● **What you need to do**
Set all the entries down again, unaltered.

● **Listed entries**
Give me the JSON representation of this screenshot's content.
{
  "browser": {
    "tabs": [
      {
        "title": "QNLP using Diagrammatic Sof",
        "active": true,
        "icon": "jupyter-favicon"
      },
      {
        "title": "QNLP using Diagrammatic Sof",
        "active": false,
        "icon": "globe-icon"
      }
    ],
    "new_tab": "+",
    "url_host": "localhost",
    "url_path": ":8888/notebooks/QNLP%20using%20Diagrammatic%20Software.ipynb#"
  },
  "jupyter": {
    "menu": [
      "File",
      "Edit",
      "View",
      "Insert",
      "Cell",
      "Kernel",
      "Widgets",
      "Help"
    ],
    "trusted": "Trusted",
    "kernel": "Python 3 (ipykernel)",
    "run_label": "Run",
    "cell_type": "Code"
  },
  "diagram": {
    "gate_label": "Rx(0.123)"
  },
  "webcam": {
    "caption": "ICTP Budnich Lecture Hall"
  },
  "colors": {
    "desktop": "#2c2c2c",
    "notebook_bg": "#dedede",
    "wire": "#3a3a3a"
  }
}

● **Task output**
Give me the JSON representation of this screenshot's content.
{
  "browser": {
    "tabs": [
      {
        "title": "QNLP using Diagrammatic Sof",
        "active": true,
        "icon": "jupyter-favicon"
      },
      {
        "title": "QNLP using Diagrammatic Sof",
        "active": false,
        "icon": "globe-icon"
      }
    ],
    "new_tab": "+",
    "url_host": "localhost",
    "url_path": ":8888/notebooks/QNLP%20using%20Diagrammatic%20Software.ipynb#"
  },
  "jupyter": {
    "menu": [
      "File",
      "Edit",
      "View",
      "Insert",
      "Cell",
      "Kernel",
      "Widgets",
      "Help"
    ],
    "trusted": "Trusted",
    "kernel": "Python 3 (ipykernel)",
    "run_label": "Run",
    "cell_type": "Code"
  },
  "diagram": {
    "gate_label": "Rx(0.123)"
  },
  "webcam": {
    "caption": "ICTP Budnich Lecture Hall"
  },
  "colors": {
    "desktop": "#2c2c2c",
    "notebook_bg": "#dedede",
    "wire": "#3a3a3a"
  }
}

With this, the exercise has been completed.